» Instructions for the task: Set all the entries down again, unaltered.

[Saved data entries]
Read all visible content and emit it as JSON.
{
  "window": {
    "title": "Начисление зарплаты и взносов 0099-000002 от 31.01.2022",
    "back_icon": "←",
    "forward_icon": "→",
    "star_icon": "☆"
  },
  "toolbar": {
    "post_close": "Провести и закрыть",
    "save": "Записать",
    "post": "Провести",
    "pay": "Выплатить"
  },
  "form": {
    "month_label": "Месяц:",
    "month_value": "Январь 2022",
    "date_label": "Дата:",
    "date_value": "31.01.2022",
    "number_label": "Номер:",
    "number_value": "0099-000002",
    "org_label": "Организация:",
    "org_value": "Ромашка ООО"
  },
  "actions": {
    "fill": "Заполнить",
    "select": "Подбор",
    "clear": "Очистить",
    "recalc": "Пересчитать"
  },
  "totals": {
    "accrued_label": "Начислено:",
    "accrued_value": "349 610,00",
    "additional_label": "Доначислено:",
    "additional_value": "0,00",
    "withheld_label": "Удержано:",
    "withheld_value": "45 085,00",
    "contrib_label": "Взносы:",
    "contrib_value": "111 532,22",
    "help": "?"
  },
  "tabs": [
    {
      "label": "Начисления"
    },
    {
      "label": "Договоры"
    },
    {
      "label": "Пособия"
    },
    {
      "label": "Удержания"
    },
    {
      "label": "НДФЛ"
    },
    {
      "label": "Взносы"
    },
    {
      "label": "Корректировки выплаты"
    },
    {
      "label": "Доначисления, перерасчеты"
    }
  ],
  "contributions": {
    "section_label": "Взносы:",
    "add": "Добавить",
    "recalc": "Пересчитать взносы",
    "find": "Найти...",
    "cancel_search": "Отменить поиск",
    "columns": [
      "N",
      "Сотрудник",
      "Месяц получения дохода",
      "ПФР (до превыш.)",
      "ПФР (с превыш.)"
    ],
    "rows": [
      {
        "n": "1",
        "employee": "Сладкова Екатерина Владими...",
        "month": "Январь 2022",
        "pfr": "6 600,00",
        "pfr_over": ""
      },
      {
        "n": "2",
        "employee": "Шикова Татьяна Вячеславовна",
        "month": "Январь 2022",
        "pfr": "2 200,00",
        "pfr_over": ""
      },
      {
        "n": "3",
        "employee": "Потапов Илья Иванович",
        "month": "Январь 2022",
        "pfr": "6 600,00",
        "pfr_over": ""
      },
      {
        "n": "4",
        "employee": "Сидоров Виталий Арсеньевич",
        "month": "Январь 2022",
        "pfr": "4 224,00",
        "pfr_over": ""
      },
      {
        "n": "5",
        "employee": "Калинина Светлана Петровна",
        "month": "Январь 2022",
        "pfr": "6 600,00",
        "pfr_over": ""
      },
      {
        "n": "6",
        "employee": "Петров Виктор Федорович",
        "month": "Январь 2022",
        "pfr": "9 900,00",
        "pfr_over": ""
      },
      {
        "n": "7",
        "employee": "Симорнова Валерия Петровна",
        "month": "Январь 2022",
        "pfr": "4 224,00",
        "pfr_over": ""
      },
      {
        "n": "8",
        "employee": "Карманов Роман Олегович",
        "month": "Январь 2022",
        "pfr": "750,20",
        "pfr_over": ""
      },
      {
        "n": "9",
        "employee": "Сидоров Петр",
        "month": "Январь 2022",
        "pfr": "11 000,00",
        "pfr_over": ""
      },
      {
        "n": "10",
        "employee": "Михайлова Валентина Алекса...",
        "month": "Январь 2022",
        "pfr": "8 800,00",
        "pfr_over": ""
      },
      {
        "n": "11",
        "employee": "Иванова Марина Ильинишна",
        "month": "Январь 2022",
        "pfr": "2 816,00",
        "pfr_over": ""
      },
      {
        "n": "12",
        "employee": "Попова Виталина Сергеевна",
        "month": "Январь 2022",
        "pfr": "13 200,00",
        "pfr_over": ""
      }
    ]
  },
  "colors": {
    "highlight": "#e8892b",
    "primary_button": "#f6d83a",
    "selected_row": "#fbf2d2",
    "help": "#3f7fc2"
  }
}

» Solution for this problem:
Read all visible content and emit it as JSON.
{
  "window": {
    "title": "Начисление зарплаты и взносов 0099-000002 от 31.01.2022",
    "back_icon": "←",
    "forward_icon": "→",
    "star_icon": "☆"
  },
  "toolbar": {
    "post_close": "Провести и закрыть",
    "save": "Записать",
    "post": "Провести",
    "pay": "Выплатить"
  },
  "form": {
    "month_label": "Месяц:",
    "month_value": "Январь 2022",
    "date_label": "Дата:",
    "date_value": "31.01.2022",
    "number_label": "Номер:",
    "number_value": "0099-000002",
    "org_label": "Организация:",
    "org_value": "Ромашка ООО"
  },
  "actions": {
    "fill": "Заполнить",
    "select": "Подбор",
    "clear": "Очистить",
    "recalc": "Пересчитать"
  },
  "totals": {
    "accrued_label": "Начислено:",
    "accrued_value": "349 610,00",
    "additional_label": "Доначислено:",
    "additional_value": "0,00",
    "withheld_label": "Удержано:",
    "withheld_value": "45 085,00",
    "contrib_label": "Взносы:",
    "contrib_value": "111 532,22",
    "help": "?"
  },
  "tabs": [
    {
      "label": "Начисления"
    },
    {
      "label": "Договоры"
    },
    {
      "label": "Пособия"
    },
    {
      "label": "Удержания"
    },
    {
      "label": "НДФЛ"
    },
    {
      "label": "Взносы"
    },
    {
      "label": "Корректировки выплаты"
    },
    {
      "label": "Доначисления, перерасчеты"
    }
  ],
  "contributions": {
    "section_label": "Взносы:",
    "add": "Добавить",
    "recalc": "Пересчитать взносы",
    "find": "Найти...",
    "cancel_search": "Отменить поиск",
    "columns": [
      "N",
      "Сотрудник",
      "Месяц получения дохода",
      "ПФР (до превыш.)",
      "ПФР (с превыш.)"
    ],
    "rows": [
      {
        "n": "1",
        "employee": "Сладкова Екатерина Владими...",
        "month": "Январь 2022",
        "pfr": "6 600,00",
        "pfr_over": ""
      },
      {
        "n": "2",
        "employee": "Шикова Татьяна Вячеславовна",
        "month": "Январь 2022",
        "pfr": "2 200,00",
        "pfr_over": ""
      },
      {
        "n": "3",
        "employee": "Потапов Илья Иванович",
        "month": "Январь 2022",
        "pfr": "6 600,00",
        "pfr_over": ""
      },
      {
        "n": "4",
        "employee": "Сидоров Виталий Арсеньевич",
        "month": "Январь 2022",
        "pfr": "4 224,00",
        "pfr_over": ""
      },
      {
        "n": "5",
        "employee": "Калинина Светлана Петровна",
        "month": "Январь 2022",
        "pfr": "6 600,00",
        "pfr_over": ""
      },
      {
        "n": "6",
        "employee": "Петров Виктор Федорович",
        "month": "Январь 2022",
        "pfr": "9 900,00",
        "pfr_over": ""
      },
      {
        "n": "7",
        "employee": "Симорнова Валерия Петровна",
        "month": "Январь 2022",
        "pfr": "4 224,00",
        "pfr_over": ""
      },
      {
        "n": "8",
        "employee": "Карманов Роман Олегович",
        "month": "Январь 2022",
        "pfr": "750,20",
        "pfr_over": ""
      },
      {
        "n": "9",
        "employee": "Сидоров Петр",
        "month": "Январь 2022",
        "pfr": "11 000,00",
        "pfr_over": ""
      },
      {
        "n": "10",
        "employee": "Михайлова Валентина Алекса...",
        "month": "Январь 2022",
        "pfr": "8 800,00",
        "pfr_over": ""
      },
      {
        "n": "11",
        "employee": "Иванова Марина Ильинишна",
        "month": "Январь 2022",
        "pfr": "2 816,00",
        "pfr_over": ""
      },
      {
        "n": "12",
        "employee": "Попова Виталина Сергеевна",
        "month": "Январь 2022",
        "pfr": "13 200,00",
        "pfr_over": ""
      }
    ]
  },
  "colors": {
    "highlight": "#e8892b",
    "primary_button": "#f6d83a",
    "selected_row": "#fbf2d2",
    "help": "#3f7fc2"
  }
}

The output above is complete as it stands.